  • 1 Sarangi PK, Narayan RK, Mohakud S, Vats A, Sahani D, Mondal H. Assessing the capability of ChatGPT, Google Bard, and Microsoft Bing in solving radiology case vignettes. Indian J Radiol Imaging 2024; 34 (02) 276-282
  • 2 Meskó B. Prompt engineering as an important emerging skill for medical professionals: tutorial. J Med Internet Res 2023; 25: e50638
  • 3 Giray L. Prompt engineering with ChatGPT: a guide for academic writers. Ann Biomed Eng 2023; 51 (12) 2629-2633
  • 4 Gamble JL, Ferguson D, Yuen J, Sheikh A. Limitations of GPT-3.5 and GPT-4 in applying Fleischner Society Guidelines to incidental lung nodules.

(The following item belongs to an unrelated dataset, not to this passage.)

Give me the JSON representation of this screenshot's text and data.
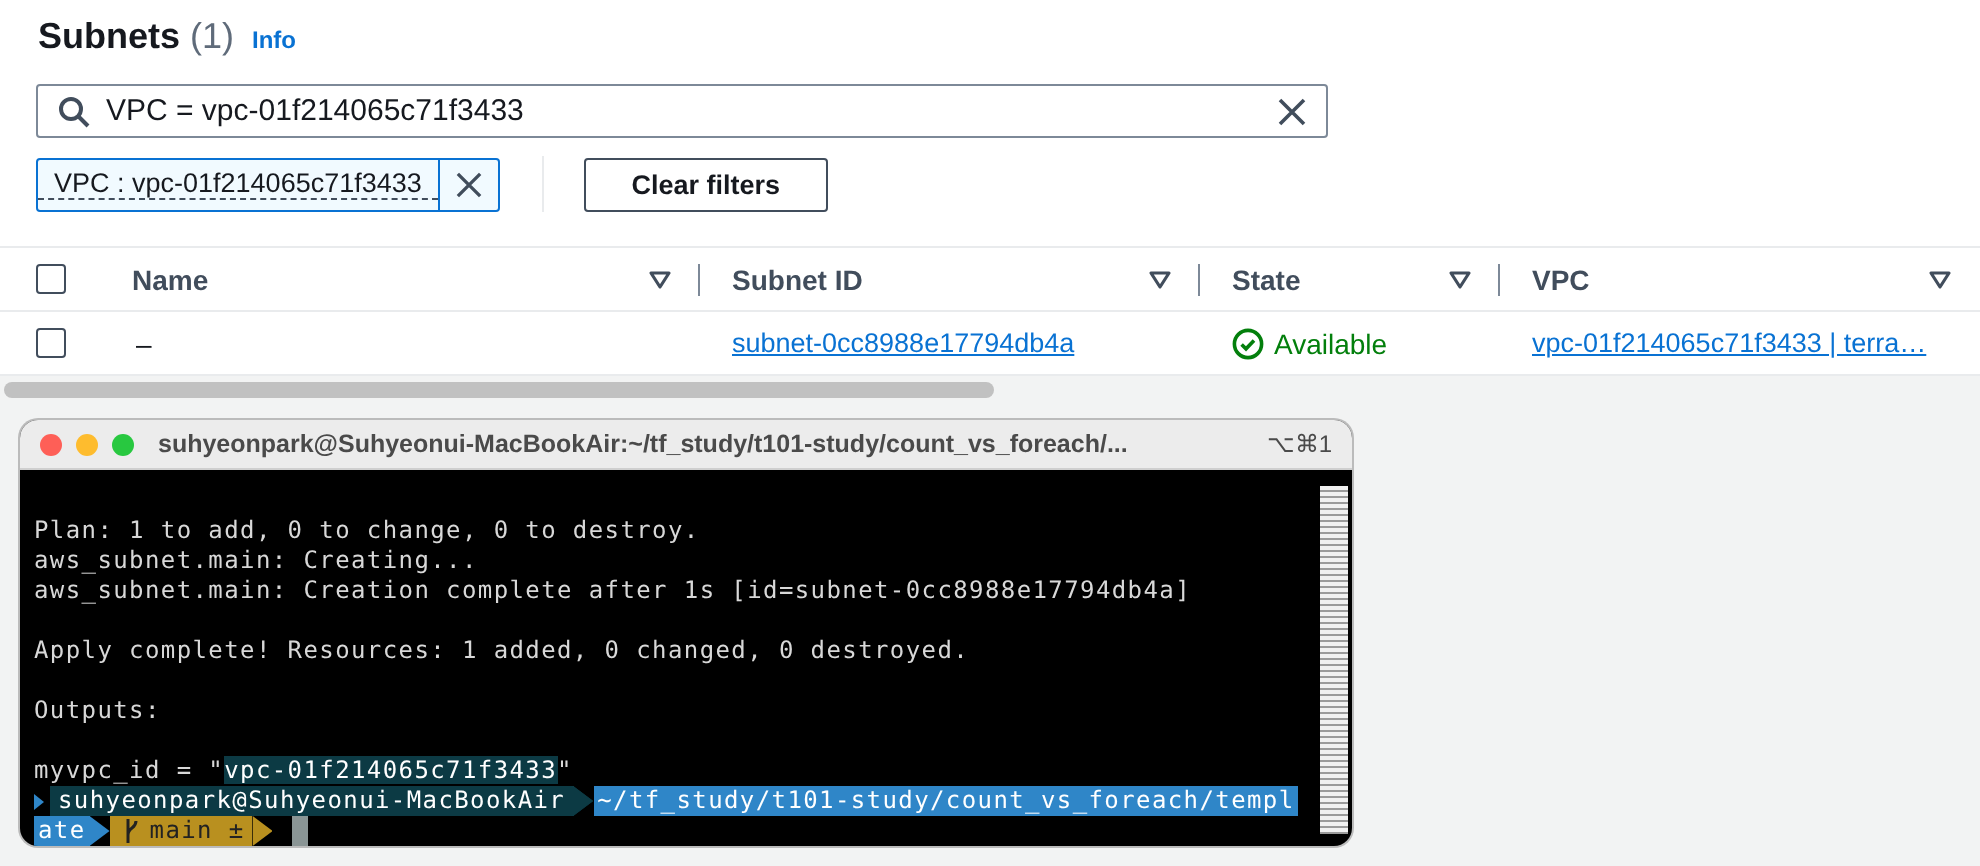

Can Assoc Radiol J 2024; 75 (02) 412-416